*** Opening Working data ***

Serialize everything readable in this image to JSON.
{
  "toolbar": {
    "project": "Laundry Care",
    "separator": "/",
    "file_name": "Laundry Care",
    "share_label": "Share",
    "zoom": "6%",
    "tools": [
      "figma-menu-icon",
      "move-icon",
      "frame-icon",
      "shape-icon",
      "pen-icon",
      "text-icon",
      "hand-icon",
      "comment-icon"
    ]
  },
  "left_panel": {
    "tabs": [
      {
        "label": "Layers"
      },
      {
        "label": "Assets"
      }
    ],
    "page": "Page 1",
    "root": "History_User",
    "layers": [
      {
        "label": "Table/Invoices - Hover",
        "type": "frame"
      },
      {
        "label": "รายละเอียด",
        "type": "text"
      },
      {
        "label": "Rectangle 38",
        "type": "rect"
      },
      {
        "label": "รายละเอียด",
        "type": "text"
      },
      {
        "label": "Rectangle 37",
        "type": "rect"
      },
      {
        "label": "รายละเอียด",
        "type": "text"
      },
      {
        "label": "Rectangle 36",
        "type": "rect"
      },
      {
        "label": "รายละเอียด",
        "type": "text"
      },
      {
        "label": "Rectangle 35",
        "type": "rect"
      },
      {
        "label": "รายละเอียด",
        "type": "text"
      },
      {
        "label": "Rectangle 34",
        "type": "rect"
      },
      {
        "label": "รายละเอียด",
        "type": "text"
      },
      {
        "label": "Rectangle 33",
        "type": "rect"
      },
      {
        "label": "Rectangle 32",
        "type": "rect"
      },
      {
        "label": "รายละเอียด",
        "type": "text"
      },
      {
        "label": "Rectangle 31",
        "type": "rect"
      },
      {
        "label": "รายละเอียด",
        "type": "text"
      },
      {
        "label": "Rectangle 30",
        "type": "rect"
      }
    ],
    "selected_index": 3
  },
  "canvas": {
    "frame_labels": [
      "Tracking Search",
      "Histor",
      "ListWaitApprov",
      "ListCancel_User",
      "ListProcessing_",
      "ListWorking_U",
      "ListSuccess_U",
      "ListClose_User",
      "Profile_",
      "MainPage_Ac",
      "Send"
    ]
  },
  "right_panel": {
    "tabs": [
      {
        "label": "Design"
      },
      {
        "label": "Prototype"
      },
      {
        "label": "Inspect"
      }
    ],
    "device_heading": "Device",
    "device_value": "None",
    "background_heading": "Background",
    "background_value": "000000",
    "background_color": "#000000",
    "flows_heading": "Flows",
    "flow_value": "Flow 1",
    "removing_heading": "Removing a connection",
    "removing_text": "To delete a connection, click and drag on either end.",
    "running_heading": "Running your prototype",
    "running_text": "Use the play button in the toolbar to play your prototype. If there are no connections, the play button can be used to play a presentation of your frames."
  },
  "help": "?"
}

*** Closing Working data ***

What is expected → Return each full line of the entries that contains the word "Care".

The completed task →
    "project": "Laundry Care",
    "file_name": "Laundry Care",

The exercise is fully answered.